The Academic Matters Delegation Schedule is available here.

The Vice-Chancellor's Operational Sub-Delegations Schedule is available here.

Unless otherwise specified, powers are delegated to a position and not to a person. An authority delegated to a position extends to any person acting in the position.If you are appointed in an acting position you will assume the delegations related to the responsibilities of the position you are holding.

You may only be taking on some of the responsibilities of the position; in which case you will assume the delegations associated with those responsibilities.

Each Delegate is responsible for ensuring compliance with the delegations of authority as provided in the delegations schedules. Support to Delegates can be obtained by accessing the delegations web pages or by emailing a question to delegations@newcastle.edu.au. Assurance Services and Council and Records Management units support compliance with the delegations schedules.

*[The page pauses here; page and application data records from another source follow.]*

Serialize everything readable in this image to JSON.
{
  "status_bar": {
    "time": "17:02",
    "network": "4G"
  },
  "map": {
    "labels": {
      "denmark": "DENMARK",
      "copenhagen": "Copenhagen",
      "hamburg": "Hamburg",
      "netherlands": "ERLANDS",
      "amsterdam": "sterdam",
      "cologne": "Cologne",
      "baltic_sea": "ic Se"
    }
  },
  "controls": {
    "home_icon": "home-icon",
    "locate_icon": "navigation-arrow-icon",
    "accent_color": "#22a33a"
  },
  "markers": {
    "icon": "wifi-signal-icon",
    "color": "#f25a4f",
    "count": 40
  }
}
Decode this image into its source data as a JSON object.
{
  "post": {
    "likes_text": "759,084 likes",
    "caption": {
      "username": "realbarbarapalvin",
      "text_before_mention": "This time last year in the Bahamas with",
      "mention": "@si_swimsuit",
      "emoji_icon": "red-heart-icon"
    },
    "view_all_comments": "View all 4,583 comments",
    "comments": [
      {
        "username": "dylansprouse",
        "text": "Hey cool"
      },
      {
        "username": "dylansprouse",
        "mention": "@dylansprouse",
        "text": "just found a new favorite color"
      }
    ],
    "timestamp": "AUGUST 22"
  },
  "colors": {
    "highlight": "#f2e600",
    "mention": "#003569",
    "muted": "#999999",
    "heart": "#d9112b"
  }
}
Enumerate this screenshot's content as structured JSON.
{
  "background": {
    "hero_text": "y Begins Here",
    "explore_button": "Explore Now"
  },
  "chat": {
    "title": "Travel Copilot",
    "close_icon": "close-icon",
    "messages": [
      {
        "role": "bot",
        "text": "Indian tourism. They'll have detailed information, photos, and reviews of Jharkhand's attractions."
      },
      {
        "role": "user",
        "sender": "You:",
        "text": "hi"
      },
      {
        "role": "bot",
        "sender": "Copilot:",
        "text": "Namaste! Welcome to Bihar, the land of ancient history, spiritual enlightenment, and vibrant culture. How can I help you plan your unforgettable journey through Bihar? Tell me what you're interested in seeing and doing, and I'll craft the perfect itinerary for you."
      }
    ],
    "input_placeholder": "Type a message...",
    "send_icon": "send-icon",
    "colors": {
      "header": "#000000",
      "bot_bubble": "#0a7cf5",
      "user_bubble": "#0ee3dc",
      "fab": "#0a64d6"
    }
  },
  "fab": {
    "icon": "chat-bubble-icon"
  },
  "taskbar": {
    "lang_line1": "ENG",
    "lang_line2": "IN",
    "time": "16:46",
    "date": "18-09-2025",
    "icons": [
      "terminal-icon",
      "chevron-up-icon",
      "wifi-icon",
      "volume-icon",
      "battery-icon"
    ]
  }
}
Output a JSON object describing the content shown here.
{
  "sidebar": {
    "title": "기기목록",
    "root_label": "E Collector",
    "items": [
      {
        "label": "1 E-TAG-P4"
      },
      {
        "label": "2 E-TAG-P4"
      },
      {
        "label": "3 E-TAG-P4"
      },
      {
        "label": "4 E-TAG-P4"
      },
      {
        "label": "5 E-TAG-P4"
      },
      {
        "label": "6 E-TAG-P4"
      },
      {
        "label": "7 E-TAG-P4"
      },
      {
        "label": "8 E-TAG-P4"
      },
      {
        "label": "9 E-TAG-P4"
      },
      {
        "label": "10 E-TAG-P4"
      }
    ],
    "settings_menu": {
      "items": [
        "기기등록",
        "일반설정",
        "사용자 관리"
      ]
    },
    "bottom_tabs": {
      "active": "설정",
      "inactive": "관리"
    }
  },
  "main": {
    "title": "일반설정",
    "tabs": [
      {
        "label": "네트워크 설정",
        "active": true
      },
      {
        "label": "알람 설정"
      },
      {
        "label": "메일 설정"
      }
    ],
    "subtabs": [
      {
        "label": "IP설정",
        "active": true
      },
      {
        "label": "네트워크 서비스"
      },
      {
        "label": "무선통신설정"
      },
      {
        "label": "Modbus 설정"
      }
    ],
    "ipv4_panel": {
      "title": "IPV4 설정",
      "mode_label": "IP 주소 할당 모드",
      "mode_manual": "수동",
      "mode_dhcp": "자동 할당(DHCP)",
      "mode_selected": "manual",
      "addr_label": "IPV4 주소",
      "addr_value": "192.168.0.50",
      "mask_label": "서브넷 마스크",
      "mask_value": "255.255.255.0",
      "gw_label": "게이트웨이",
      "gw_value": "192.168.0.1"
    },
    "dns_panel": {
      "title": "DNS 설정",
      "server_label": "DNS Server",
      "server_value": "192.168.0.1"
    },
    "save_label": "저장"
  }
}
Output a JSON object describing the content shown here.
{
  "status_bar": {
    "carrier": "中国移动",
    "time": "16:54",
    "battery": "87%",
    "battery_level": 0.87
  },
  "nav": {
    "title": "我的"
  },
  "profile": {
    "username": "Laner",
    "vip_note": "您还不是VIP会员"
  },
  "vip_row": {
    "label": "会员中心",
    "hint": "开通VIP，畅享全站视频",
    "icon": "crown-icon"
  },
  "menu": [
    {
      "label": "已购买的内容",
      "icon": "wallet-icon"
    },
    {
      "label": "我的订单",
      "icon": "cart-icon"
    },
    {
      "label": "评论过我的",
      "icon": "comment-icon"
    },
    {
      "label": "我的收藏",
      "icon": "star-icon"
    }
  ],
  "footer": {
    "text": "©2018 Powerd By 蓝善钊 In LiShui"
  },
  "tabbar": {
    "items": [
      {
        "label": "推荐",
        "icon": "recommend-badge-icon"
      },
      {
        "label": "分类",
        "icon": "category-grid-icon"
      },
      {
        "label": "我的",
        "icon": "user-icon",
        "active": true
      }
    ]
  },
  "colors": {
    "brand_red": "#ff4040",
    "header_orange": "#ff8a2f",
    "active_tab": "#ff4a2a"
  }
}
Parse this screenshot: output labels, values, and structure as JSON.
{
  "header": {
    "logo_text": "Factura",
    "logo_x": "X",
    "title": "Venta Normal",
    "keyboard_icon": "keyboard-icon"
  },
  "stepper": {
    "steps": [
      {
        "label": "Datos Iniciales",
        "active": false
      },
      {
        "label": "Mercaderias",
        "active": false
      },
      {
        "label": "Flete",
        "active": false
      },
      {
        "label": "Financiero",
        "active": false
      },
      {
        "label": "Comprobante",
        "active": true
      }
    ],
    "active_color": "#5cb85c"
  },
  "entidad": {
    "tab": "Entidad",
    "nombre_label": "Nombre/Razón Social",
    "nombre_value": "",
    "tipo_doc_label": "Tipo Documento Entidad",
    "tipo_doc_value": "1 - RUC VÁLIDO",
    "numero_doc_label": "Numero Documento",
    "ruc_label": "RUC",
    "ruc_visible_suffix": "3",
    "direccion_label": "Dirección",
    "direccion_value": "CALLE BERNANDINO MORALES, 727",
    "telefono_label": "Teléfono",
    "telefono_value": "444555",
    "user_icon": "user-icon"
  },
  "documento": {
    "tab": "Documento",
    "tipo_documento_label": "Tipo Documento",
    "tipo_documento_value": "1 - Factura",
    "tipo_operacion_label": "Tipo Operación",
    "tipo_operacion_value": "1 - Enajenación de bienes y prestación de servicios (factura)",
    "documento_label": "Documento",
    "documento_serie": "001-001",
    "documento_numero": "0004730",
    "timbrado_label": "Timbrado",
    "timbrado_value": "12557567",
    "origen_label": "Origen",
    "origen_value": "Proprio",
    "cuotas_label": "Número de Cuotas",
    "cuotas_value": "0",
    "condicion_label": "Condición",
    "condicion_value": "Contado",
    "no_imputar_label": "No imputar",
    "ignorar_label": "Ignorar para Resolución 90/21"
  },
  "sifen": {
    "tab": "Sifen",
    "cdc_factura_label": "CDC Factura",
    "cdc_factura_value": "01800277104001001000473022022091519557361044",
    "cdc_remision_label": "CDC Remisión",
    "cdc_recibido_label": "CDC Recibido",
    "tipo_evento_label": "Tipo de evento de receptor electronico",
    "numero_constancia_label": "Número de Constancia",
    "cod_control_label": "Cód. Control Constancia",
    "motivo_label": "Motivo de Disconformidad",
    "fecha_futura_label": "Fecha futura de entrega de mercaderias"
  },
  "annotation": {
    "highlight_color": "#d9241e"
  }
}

A  Delegate may create a binding commitment on the University in a number of ways:

  • Verbally
  • By action or lack thereof
  • In writing including email
  • By making any sort of payment
  • By documenting a decision
  • By instructing others to give effect to a decision.

Care must be exercised by all Delegates to avoid unwittingly creating binding commitments on the University.

A delegate must not exercise their delegated authority if in doing so they would personally benefit or it creates a conflict of interest.

Employee expenditure and entitlements including the reimbursement of personal expenditure must always be approved by an employee's manager or supervisor.

The delegate must exercise their authority subject to and in accordance with the law, the University of Newcastle's Code of Conduct and the University of Newcastle's policies and procedures.

Delegation limits apply to the total value of the transaction; not installments. Order and/or invoice splitting is in breach of the Delegation of Authority Policy.

In exercising a delegated authority to execute a contract, agreement or otherwise commit the University, employees are to ensure that entry into the contract has been approved by a party with appropriate authority and also are to ensure that satisfactory legal and commercial due diligence has been undertaken.

Can't find the answer to your question here? Please contact delegations@newcastle.edu.au.